Denis (Paul Rust) is the quintessential Star Wars nerd who lusts after the head cheerleader and is Valedictorian of his graduating high school class. He decides to use his speech to declare his unrequited love of said cheerleader, Beth Cooper, in an act to leave the school with no regrets. Unfortunately, he also insults her testosterone-loaded, Navy boyfriend in the process, effectively drawing a target on his forehead. Like any film about the pairing of the nerdy guy and the popular girl, the film attempts to dispel the stereotypes that go along with those titles, while also affirming that they exist on some surface level.

Beth ("Heroes" hottie Hayden Panettiere) finds some amusement in Denis’ declaration and decides to attend his party, of which she and her “minions” are the only guests. As the two, with friends in tow, try to avoid her roid-rage boyfriend Kevin (Shawn Roberts) from destroying Denis, they break free of their high school bubble and catch a glimpse of what the real world is like, where “nerd” and “cheerleader” aren’t readily applicable.

Relative newcomer Paul Rust definitely scores points as the perpetually awkward teenage boy. Instead of subscribing to the cute Michael Cera brand of boyish discomfort, Rust plays his own character that many will be able to relate to, perhaps more than Cera’s. He may not have the same overall charisma that Cera or Adventureland’s Jesse Eisenberg boast, but he definitely makes an impression on screen. So much so, that it’s obvious he’ll be another young actor to watch.

If you’re looking for something funny yet meaningful, this probably won’t satiate that new Apatowian hunger.

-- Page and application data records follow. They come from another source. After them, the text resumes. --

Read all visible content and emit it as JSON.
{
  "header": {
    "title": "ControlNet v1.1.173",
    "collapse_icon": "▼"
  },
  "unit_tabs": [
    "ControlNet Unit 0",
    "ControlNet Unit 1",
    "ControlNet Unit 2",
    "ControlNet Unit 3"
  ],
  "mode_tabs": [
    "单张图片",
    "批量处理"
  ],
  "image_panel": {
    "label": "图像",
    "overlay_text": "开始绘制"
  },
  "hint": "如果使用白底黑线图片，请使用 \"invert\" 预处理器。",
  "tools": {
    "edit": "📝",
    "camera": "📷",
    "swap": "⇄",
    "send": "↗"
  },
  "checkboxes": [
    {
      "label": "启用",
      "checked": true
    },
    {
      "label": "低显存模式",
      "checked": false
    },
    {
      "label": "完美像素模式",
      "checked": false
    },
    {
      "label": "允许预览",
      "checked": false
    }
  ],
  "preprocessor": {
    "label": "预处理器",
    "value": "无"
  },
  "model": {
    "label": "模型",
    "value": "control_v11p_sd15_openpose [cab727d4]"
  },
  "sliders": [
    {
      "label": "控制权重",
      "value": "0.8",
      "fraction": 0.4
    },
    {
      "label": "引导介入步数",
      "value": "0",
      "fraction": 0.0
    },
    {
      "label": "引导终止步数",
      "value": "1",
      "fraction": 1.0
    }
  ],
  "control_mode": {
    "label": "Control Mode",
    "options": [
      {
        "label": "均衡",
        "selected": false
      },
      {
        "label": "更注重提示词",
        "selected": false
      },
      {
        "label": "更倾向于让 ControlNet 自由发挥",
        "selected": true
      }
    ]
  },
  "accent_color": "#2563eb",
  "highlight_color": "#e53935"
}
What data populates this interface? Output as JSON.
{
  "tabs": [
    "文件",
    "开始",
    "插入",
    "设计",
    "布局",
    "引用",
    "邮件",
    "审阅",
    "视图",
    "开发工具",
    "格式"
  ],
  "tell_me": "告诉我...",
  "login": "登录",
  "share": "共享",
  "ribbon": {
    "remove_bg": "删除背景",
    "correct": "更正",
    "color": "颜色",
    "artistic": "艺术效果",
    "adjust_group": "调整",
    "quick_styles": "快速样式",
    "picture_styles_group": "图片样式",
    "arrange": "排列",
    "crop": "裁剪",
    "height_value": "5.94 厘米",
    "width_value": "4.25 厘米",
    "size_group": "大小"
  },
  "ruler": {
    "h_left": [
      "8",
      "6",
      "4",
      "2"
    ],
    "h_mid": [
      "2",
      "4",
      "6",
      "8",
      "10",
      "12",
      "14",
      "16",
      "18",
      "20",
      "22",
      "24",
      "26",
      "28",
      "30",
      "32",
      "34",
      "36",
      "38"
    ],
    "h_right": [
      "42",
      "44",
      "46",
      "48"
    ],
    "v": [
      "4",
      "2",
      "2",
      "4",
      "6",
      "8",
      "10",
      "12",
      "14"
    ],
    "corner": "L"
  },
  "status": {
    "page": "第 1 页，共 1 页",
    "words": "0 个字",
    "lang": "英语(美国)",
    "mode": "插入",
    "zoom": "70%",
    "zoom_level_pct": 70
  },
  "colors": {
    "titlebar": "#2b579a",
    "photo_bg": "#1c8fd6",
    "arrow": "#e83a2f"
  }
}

But if it’s genuine laughs you’re after then I Love You, Beth Cooper will hold you over.